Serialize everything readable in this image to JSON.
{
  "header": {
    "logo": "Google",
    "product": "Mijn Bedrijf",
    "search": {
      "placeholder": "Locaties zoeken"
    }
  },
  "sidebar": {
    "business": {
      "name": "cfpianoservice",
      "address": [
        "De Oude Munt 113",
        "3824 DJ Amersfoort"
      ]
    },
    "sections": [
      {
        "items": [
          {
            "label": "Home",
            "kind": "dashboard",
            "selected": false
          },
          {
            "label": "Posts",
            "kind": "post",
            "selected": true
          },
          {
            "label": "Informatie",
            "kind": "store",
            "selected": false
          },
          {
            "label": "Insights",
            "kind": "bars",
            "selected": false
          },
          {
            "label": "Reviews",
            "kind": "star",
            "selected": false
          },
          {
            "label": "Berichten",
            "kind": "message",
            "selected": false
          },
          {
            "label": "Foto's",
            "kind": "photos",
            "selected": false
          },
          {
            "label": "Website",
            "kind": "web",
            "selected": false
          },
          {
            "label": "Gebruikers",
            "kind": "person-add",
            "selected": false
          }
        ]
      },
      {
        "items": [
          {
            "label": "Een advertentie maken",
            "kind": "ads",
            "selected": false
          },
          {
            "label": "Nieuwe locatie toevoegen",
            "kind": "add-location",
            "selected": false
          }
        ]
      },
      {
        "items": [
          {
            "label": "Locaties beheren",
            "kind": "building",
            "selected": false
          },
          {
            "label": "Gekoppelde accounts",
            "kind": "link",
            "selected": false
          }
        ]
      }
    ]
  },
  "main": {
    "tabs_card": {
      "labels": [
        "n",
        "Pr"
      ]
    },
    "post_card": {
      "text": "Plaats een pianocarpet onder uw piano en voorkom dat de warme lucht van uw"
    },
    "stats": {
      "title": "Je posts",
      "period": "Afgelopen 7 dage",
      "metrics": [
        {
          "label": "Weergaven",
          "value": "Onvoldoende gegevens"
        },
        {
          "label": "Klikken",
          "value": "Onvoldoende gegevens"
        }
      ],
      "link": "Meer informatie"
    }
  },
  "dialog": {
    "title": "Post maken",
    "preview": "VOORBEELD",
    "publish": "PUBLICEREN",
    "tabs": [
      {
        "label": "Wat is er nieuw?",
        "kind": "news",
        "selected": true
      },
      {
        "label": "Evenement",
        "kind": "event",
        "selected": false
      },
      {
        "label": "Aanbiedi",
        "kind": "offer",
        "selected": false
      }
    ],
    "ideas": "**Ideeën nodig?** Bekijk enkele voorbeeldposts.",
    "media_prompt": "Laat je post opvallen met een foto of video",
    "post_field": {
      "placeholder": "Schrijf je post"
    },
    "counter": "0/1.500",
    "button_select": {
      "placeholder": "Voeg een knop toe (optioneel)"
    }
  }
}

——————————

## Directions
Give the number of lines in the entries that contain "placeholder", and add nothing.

## Result of this task
3